A strong blast of water can dispel mites easily.
Harvest and Storage Tips
The secret to maintaining the mint plants at their best is regular harvesting. Recent leaves have more quality than old ones, and mint can be harvested in springtime. Although fresh is best and sprigs keep for a few days in water, mint leaves can be frozen or air-dried in bunches.
Right before flowering, cut the stems 1 inch from the ground. In one planting season, you can harvest one mint plant two to three times. You can also pick the leaves as you need them.
You can grow the plants indoors for fresh leaves throughout the winter. If you want to dry them, it’s best to cut the leaves right before flowering. Store the dried leaves in an airtight container.
How to Use Peppermint Plant
You can plant peppermint for its lovely saw-toothed leaves and delicate flowers. or for the spicy scent produced when the leaves between your fingers are compressed. When you know how to use the peppermint plant for medicinal purposes, you can become an even bigger fan.
Here are a few other ways peppermint:
- In tea form, when encapsulated, or when used topically has earned its place in traditional and contemporary herbal medicine:
- Fart prevention (we need to up our herbal keyword game, and we’ve got “flatulence” covered)

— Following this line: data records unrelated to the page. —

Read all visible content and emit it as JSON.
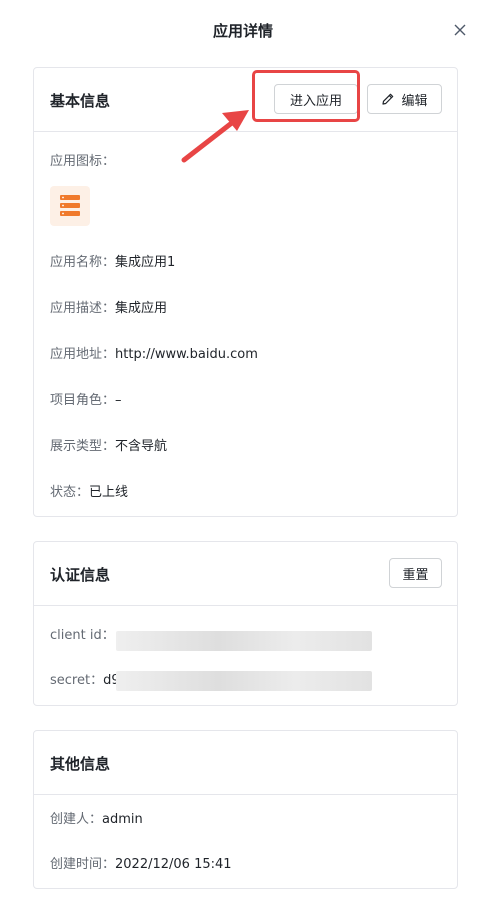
{
  "header": {
    "title": "应用详情"
  },
  "basic": {
    "title": "基本信息",
    "enter_button": "进入应用",
    "edit_button": "编辑",
    "icon_label": "应用图标：",
    "fields": [
      {
        "label": "应用名称：",
        "value": "集成应用1"
      },
      {
        "label": "应用描述：",
        "value": "集成应用"
      },
      {
        "label": "应用地址：",
        "value": "http://www.baidu.com"
      },
      {
        "label": "项目角色：",
        "value": "–"
      },
      {
        "label": "展示类型：",
        "value": "不含导航"
      },
      {
        "label": "状态：",
        "value": "已上线"
      }
    ]
  },
  "auth": {
    "title": "认证信息",
    "reset_button": "重置",
    "client_id_label": "client id：",
    "secret_label": "secret：",
    "secret_value_visible": "d9"
  },
  "other": {
    "title": "其他信息",
    "creator_label": "创建人：",
    "creator_value": "admin",
    "created_label": "创建时间：",
    "created_value": "2022/12/06 15:41"
  },
  "colors": {
    "highlight_red": "#e84545",
    "app_icon_orange": "#f07a2c",
    "border": "#e5e6eb"
  }
}
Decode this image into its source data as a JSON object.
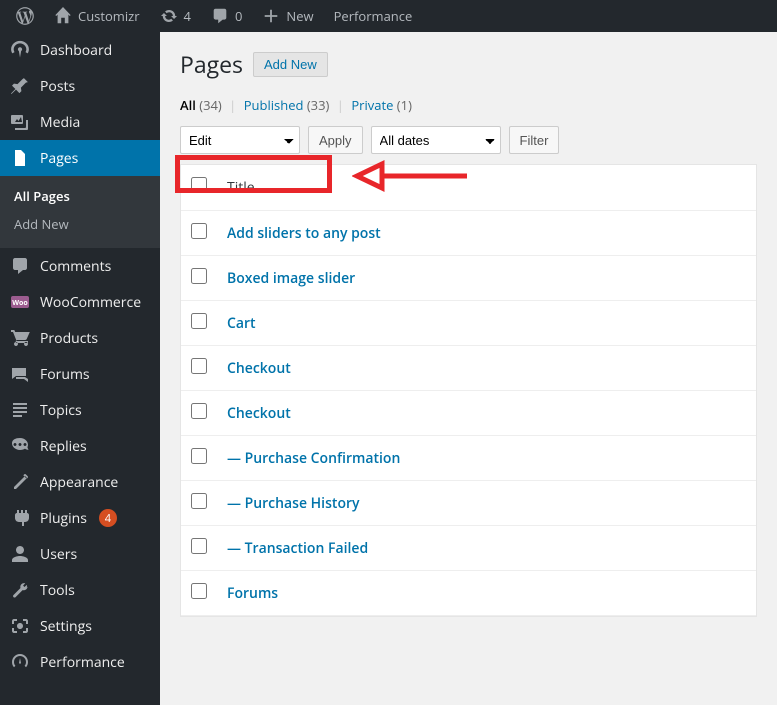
{
  "adminbar": {
    "site_name": "Customizr",
    "updates_count": "4",
    "comments_count": "0",
    "new_label": "New",
    "performance_label": "Performance"
  },
  "sidebar": {
    "dashboard": "Dashboard",
    "posts": "Posts",
    "media": "Media",
    "pages": "Pages",
    "pages_sub_all": "All Pages",
    "pages_sub_add": "Add New",
    "comments": "Comments",
    "woocommerce": "WooCommerce",
    "products": "Products",
    "forums": "Forums",
    "topics": "Topics",
    "replies": "Replies",
    "appearance": "Appearance",
    "plugins": "Plugins",
    "plugins_count": "4",
    "users": "Users",
    "tools": "Tools",
    "settings": "Settings",
    "performance": "Performance"
  },
  "page": {
    "title": "Pages",
    "add_new": "Add New"
  },
  "filters": {
    "all_label": "All",
    "all_count": "(34)",
    "published_label": "Published",
    "published_count": "(33)",
    "private_label": "Private",
    "private_count": "(1)"
  },
  "bulk": {
    "action": "Edit",
    "apply": "Apply",
    "dates": "All dates",
    "filter": "Filter"
  },
  "table": {
    "title_header": "Title",
    "rows": [
      {
        "title": "Add sliders to any post"
      },
      {
        "title": "Boxed image slider"
      },
      {
        "title": "Cart"
      },
      {
        "title": "Checkout"
      },
      {
        "title": "Checkout"
      },
      {
        "title": "— Purchase Confirmation"
      },
      {
        "title": "— Purchase History"
      },
      {
        "title": "— Transaction Failed"
      },
      {
        "title": "Forums"
      }
    ]
  }
}
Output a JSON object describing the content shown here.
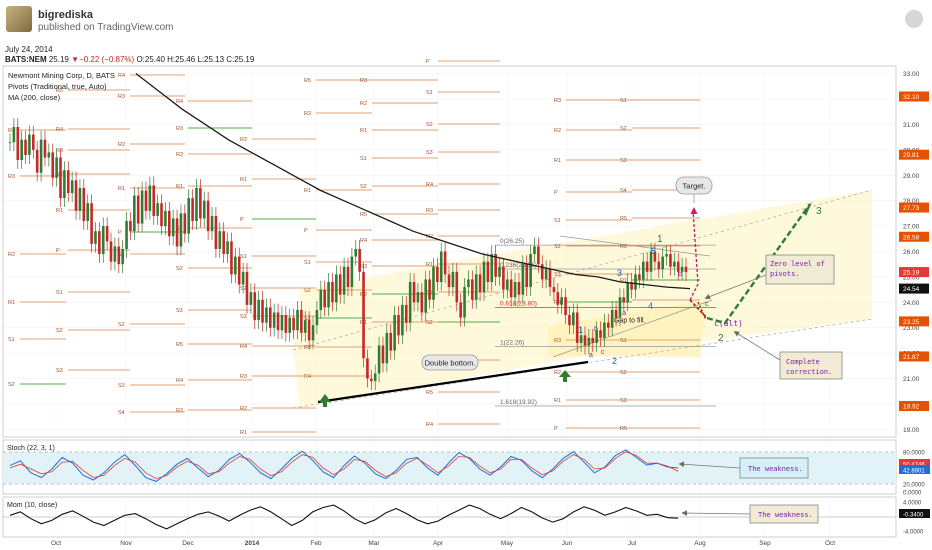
{
  "header": {
    "author": "bigrediska",
    "published": "published on TradingView.com",
    "date": "July 24, 2014",
    "ticker": "BATS:NEM",
    "last": "25.19",
    "change": "▼−0.22 (−0.87%)",
    "ohlc": "O:25.40 H:25.46 L:25.13 C:25.19"
  },
  "legend": {
    "title": "Newmont Mining Corp, D, BATS",
    "pivots": "Pivots (Traditional, true, Auto)",
    "ma": "MA (200, close)"
  },
  "annotations": {
    "target": "Target.",
    "zero_level": "Zero level of pivots.",
    "complete": "Complete correction.",
    "double_bottom": "Double bottom.",
    "gap": "Gap to fill.",
    "calt": "c(alt)",
    "weakness_stoch": "The weakness.",
    "weakness_mom": "The weakness.",
    "fib_0": "0(26.25)",
    "fib_618": "0.618(23.80)",
    "fib_1": "1(22.26)",
    "fib_1618": "1.618(19.92)",
    "fib_236": "0.236(25.31)"
  },
  "pivot_labels": [
    "R4",
    "R3",
    "R2",
    "R1",
    "P",
    "S1",
    "S2",
    "S3",
    "S4",
    "R5",
    "R2",
    "R1",
    "P",
    "S1",
    "S2",
    "S3",
    "R5",
    "R4",
    "R3",
    "R2",
    "R1",
    "S1",
    "S2",
    "R5",
    "R4",
    "R3",
    "R2",
    "R1",
    "P",
    "S1",
    "S2",
    "S3",
    "R4",
    "R3",
    "R2",
    "R1",
    "S1",
    "S2",
    "S3",
    "R5",
    "R4",
    "R3",
    "R2",
    "R1",
    "P",
    "S1",
    "S2",
    "S3"
  ],
  "wave_labels": {
    "w1": "1",
    "w3": "3",
    "w2": "2",
    "w5": "5",
    "w4": "4",
    "wa": "a",
    "wb": "b",
    "wc": "c",
    "big1": "1",
    "big2": "2",
    "big3": "3"
  },
  "chart_data": [
    {
      "type": "line",
      "title": "Newmont Mining Corp, D, BATS",
      "x_tick_labels": [
        "Oct",
        "Nov",
        "Dec",
        "2014",
        "Feb",
        "Mar",
        "Apr",
        "May",
        "Jun",
        "Jul",
        "Aug",
        "Sep",
        "Oct"
      ],
      "y_tick_labels": [
        "33.00",
        "32.00",
        "31.00",
        "30.00",
        "29.00",
        "28.00",
        "27.00",
        "26.00",
        "25.00",
        "24.00",
        "23.00",
        "22.00",
        "21.00",
        "20.00",
        "19.00"
      ],
      "ylim": [
        18.7,
        33.3
      ],
      "price_markers": [
        {
          "label": "32.10",
          "color": "#e65100"
        },
        {
          "label": "29.81",
          "color": "#e65100"
        },
        {
          "label": "27.73",
          "color": "#e65100"
        },
        {
          "label": "26.58",
          "color": "#e65100"
        },
        {
          "label": "25.19",
          "color": "#e53935"
        },
        {
          "label": "24.54",
          "color": "#111111"
        },
        {
          "label": "23.25",
          "color": "#e65100"
        },
        {
          "label": "21.87",
          "color": "#e65100"
        },
        {
          "label": "19.92",
          "color": "#e65100"
        }
      ],
      "series": [
        {
          "name": "NEM",
          "values": [
            30.3,
            30.9,
            29.6,
            30.4,
            29.8,
            30.6,
            30.0,
            29.1,
            30.4,
            29.7,
            29.9,
            28.9,
            29.7,
            28.1,
            29.2,
            28.3,
            28.8,
            27.6,
            28.5,
            27.2,
            27.9,
            26.3,
            26.8,
            25.9,
            27.0,
            26.4,
            25.6,
            26.2,
            25.5,
            26.1,
            27.2,
            26.8,
            28.2,
            27.1,
            28.4,
            27.6,
            28.6,
            27.4,
            27.9,
            27.0,
            27.6,
            26.6,
            27.3,
            26.2,
            27.5,
            26.7,
            28.1,
            27.2,
            28.5,
            27.3,
            28.0,
            26.8,
            27.4,
            26.1,
            26.8,
            25.9,
            26.4,
            25.1,
            25.8,
            24.7,
            25.2,
            23.9,
            24.4,
            23.3,
            24.1,
            23.2,
            23.8,
            23.0,
            23.6,
            22.9,
            23.5,
            22.8,
            23.4,
            22.9,
            23.7,
            22.8,
            23.3,
            22.5,
            23.1,
            23.7,
            24.5,
            23.8,
            24.8,
            24.0,
            25.1,
            24.3,
            25.4,
            24.6,
            25.8,
            26.1,
            25.2,
            21.8,
            21.0,
            20.9,
            21.2,
            22.3,
            21.6,
            22.8,
            22.1,
            23.5,
            22.7,
            23.9,
            23.2,
            24.8,
            24.0,
            24.4,
            23.6,
            24.9,
            24.1,
            25.4,
            24.8,
            26.0,
            25.1,
            24.6,
            25.2,
            24.0,
            23.4,
            24.6,
            24.9,
            24.1,
            25.1,
            24.4,
            25.6,
            24.8,
            25.9,
            25.0,
            25.4,
            24.5,
            24.9,
            24.2,
            24.8,
            24.3,
            25.5,
            24.6,
            25.9,
            26.2,
            25.5,
            24.9,
            25.3,
            24.6,
            24.4,
            23.9,
            24.2,
            23.5,
            23.1,
            23.6,
            22.4,
            22.7,
            22.3,
            22.6,
            22.4,
            22.9,
            22.6,
            23.2,
            23.0,
            23.7,
            23.4,
            24.2,
            24.0,
            24.8,
            24.5,
            25.1,
            24.9,
            25.6,
            25.2,
            26.0,
            25.6,
            25.3,
            25.8,
            25.9,
            25.4,
            25.6,
            25.2,
            25.4,
            25.19
          ]
        },
        {
          "name": "MA (200, close)",
          "values": [
            33.0,
            32.3,
            31.6,
            31.0,
            30.4,
            29.9,
            29.4,
            28.9,
            28.4,
            28.0,
            27.6,
            27.2,
            26.8,
            26.5,
            26.2,
            25.9,
            25.7,
            25.5,
            25.3,
            25.1,
            25.0,
            24.8,
            24.7,
            24.6,
            24.54
          ]
        }
      ]
    },
    {
      "type": "line",
      "title": "Stoch (22, 3, 1)",
      "y_tick_labels": [
        "80.0000",
        "50.4746",
        "42.8901",
        "20.0000",
        "0.0000"
      ],
      "ylim": [
        0,
        100
      ],
      "series": [
        {
          "name": "K",
          "values": [
            55,
            65,
            40,
            30,
            48,
            72,
            60,
            35,
            25,
            40,
            62,
            78,
            55,
            30,
            22,
            38,
            58,
            70,
            50,
            32,
            45,
            68,
            80,
            62,
            40,
            28,
            48,
            70,
            85,
            66,
            42,
            30,
            55,
            75,
            60,
            38,
            28,
            45,
            68,
            72,
            50,
            35,
            60,
            82,
            70,
            48,
            35,
            52,
            74,
            66,
            44,
            30,
            48,
            70,
            84,
            62,
            40,
            52,
            76,
            88,
            72,
            56,
            60,
            52,
            50
          ]
        },
        {
          "name": "D",
          "values": [
            50,
            58,
            48,
            38,
            42,
            62,
            64,
            45,
            30,
            35,
            55,
            70,
            62,
            40,
            28,
            34,
            52,
            64,
            56,
            38,
            42,
            60,
            74,
            68,
            48,
            34,
            42,
            62,
            78,
            72,
            50,
            36,
            48,
            68,
            64,
            45,
            32,
            40,
            60,
            70,
            56,
            40,
            54,
            74,
            72,
            54,
            40,
            48,
            68,
            68,
            50,
            36,
            44,
            64,
            78,
            68,
            48,
            50,
            70,
            84,
            76,
            60,
            60,
            54,
            43
          ]
        }
      ]
    },
    {
      "type": "line",
      "title": "Mom (10, close)",
      "y_tick_labels": [
        "4.0000",
        "0.0000",
        "-0.3400",
        "-4.0000"
      ],
      "ylim": [
        -5,
        5
      ],
      "series": [
        {
          "name": "Mom",
          "values": [
            0.5,
            1.5,
            -0.5,
            -2.0,
            -1.0,
            0.8,
            1.8,
            0.2,
            -1.5,
            -2.5,
            -1.0,
            0.5,
            1.0,
            -0.5,
            -2.2,
            -3.5,
            -2.0,
            -0.5,
            0.8,
            1.5,
            0.3,
            -1.2,
            0.5,
            2.0,
            3.0,
            1.5,
            -0.5,
            -2.5,
            -1.0,
            1.5,
            2.8,
            3.5,
            1.8,
            -0.5,
            -2.0,
            -0.8,
            1.2,
            2.5,
            1.0,
            -0.8,
            -2.0,
            -1.2,
            0.5,
            2.0,
            3.5,
            2.5,
            0.8,
            -0.5,
            1.0,
            2.8,
            1.5,
            -0.3,
            -1.5,
            -0.5,
            1.5,
            3.0,
            2.0,
            0.5,
            1.5,
            2.8,
            1.8,
            0.5,
            0.8,
            -0.2,
            -0.34
          ]
        }
      ]
    }
  ]
}
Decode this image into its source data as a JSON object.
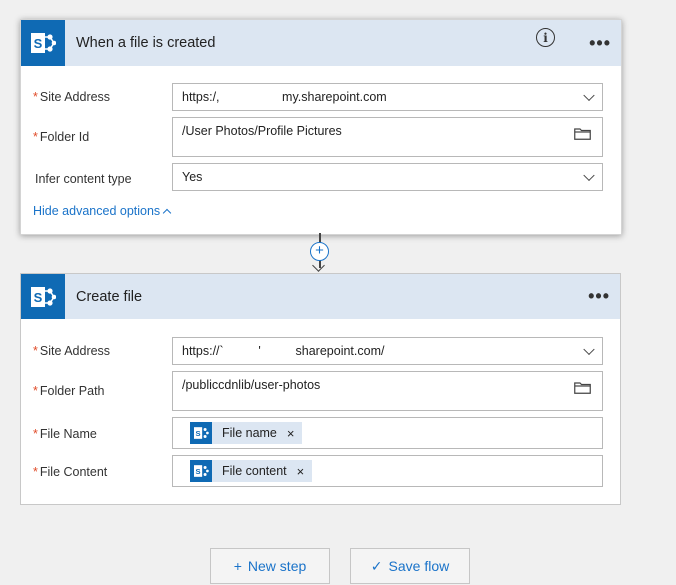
{
  "card1": {
    "title": "When a file is created",
    "more": "•••",
    "info": "i",
    "fields": [
      {
        "label": "Site Address",
        "required": "*",
        "value": "https:/,                  my.sharepoint.com"
      },
      {
        "label": "Folder Id",
        "required": "*",
        "value": "/User Photos/Profile Pictures"
      },
      {
        "label": "Infer content type",
        "required": "",
        "value": "Yes"
      }
    ],
    "advanced_link": "Hide advanced options"
  },
  "connector": {
    "plus": "+"
  },
  "card2": {
    "title": "Create file",
    "more": "•••",
    "fields": [
      {
        "label": "Site Address",
        "required": "*",
        "value": "https://`          '          sharepoint.com/"
      },
      {
        "label": "Folder Path",
        "required": "*",
        "value": "/publiccdnlib/user-photos"
      },
      {
        "label": "File Name",
        "required": "*",
        "token": "File name",
        "remove": "×"
      },
      {
        "label": "File Content",
        "required": "*",
        "token": "File content",
        "remove": "×"
      }
    ]
  },
  "actions": {
    "new_step_icon": "+",
    "new_step": "New step",
    "save_icon": "✓",
    "save_flow": "Save flow"
  },
  "colors": {
    "sharepoint_blue": "#0f6ab4",
    "header_bg": "#dce6f2",
    "link_blue": "#1a73c9",
    "required_red": "#e04b28"
  }
}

- Soothes upset stomachs – Peppermint is good for indigestion and bloating. Peppermint can expel gas from the stomach and intestines. It is but relaxing the muscles involved.
- Reduces cold symptoms, coughs, and congestion – Peppermint is a natural decongestant. One of the herb’s active ingredients is menthol. Therefore, thin mucus will loosen phlegm and reduce coughs. It is soothing to sore throats.
- Relieves tension headaches
- Memory enhancement and stress relief
- Treats Irritable bowel syndrome
- Reduction of tuberculosis and asthma symptoms related to lung inflammation
- Muscle pain relief
- A tea made of dried leaves is sometimes consumed to relieve a sore throat.
While the use of peppermint above was proven to be useful, it would be a problem if we forgot to mention some concerns in the health care of peppermint oils and extracts. Some of these include the following:
- Peppermint can make gallstones worse.
- Large doses of peppermint oil can be fatal. Any amount used on the hands or face of an infant or toddler can cause breathing spasms that may result in death.
- While potentially safe to use, NO conclusive studies of the impact of peppermint on pregnancy have been performed.
- Also, NEVER take peppermint with an immunosuppressant.